[Component data from apps and pages]
***

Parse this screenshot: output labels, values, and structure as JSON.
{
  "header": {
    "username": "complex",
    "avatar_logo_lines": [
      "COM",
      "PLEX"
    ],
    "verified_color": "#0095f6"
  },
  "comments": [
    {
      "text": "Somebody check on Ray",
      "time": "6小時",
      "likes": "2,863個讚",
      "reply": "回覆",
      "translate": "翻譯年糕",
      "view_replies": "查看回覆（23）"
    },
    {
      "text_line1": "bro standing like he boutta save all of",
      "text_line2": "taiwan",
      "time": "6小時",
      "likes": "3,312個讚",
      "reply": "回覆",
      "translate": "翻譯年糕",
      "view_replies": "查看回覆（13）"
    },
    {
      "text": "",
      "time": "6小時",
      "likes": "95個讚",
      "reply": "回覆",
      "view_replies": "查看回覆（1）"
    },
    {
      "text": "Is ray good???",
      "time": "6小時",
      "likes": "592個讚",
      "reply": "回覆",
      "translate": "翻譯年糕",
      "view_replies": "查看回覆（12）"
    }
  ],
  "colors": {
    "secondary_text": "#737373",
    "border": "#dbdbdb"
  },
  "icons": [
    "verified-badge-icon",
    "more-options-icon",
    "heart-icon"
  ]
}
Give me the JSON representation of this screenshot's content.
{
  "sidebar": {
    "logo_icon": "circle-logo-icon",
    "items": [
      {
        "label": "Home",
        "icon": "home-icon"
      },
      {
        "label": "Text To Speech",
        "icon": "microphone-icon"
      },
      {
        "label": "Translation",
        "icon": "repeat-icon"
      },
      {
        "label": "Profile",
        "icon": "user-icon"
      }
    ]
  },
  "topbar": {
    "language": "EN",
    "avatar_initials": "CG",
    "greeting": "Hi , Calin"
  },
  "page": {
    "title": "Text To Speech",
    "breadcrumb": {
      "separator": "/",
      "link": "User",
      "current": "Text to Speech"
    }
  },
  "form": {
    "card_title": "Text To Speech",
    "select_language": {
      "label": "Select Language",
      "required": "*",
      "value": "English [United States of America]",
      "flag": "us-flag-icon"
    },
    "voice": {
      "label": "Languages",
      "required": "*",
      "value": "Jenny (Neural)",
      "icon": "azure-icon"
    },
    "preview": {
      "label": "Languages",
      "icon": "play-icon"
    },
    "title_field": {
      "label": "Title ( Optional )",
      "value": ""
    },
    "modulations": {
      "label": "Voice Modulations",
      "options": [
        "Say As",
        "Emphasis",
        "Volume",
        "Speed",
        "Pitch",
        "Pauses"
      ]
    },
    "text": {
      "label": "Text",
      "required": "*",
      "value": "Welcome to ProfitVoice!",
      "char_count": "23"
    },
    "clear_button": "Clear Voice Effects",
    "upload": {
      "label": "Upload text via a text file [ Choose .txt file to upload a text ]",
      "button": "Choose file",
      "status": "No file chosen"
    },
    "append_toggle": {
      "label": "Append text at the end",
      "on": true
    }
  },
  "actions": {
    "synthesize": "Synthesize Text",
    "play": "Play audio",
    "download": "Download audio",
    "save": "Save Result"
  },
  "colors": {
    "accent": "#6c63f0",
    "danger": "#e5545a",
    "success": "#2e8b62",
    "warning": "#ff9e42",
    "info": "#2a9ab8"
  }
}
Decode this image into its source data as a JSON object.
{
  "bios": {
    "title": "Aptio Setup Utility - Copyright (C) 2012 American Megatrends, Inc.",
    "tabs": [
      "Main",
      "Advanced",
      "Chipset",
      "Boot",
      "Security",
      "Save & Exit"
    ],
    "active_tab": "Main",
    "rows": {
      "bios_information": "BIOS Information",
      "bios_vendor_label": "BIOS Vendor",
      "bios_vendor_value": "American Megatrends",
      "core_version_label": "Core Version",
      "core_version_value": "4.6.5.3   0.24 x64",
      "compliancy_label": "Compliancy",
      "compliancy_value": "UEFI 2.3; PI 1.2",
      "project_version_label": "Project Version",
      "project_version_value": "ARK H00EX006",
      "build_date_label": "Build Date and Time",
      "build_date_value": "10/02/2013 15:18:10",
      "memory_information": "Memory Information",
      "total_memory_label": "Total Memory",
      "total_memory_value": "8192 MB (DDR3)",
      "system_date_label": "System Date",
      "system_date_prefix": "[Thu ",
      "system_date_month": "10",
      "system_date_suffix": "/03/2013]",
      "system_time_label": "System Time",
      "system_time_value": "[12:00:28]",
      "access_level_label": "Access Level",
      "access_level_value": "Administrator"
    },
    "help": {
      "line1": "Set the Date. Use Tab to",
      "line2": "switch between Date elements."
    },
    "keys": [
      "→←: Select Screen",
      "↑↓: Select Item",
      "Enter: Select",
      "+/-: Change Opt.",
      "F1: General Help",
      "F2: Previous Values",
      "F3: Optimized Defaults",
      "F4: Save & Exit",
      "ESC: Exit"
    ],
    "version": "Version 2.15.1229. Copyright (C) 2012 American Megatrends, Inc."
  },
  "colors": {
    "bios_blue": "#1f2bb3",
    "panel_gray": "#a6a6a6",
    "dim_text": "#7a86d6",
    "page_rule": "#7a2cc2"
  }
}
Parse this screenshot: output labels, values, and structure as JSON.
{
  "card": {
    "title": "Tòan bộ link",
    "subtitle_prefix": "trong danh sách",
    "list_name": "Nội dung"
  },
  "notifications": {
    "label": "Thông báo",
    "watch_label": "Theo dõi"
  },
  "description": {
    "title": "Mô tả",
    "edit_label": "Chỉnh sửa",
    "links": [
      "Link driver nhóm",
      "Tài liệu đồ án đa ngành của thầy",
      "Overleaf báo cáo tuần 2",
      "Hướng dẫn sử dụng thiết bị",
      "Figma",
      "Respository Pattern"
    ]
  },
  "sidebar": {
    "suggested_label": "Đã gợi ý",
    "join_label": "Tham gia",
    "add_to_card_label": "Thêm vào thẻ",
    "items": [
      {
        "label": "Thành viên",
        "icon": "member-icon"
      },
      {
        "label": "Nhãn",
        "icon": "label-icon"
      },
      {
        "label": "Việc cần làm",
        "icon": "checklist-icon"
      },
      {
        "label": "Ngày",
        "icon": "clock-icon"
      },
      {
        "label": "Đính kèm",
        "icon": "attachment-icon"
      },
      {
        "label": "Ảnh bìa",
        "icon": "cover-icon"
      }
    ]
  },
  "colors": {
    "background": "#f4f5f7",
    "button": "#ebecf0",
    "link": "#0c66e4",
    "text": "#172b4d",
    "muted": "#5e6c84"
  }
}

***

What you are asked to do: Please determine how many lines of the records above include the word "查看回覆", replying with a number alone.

Exercise output: 4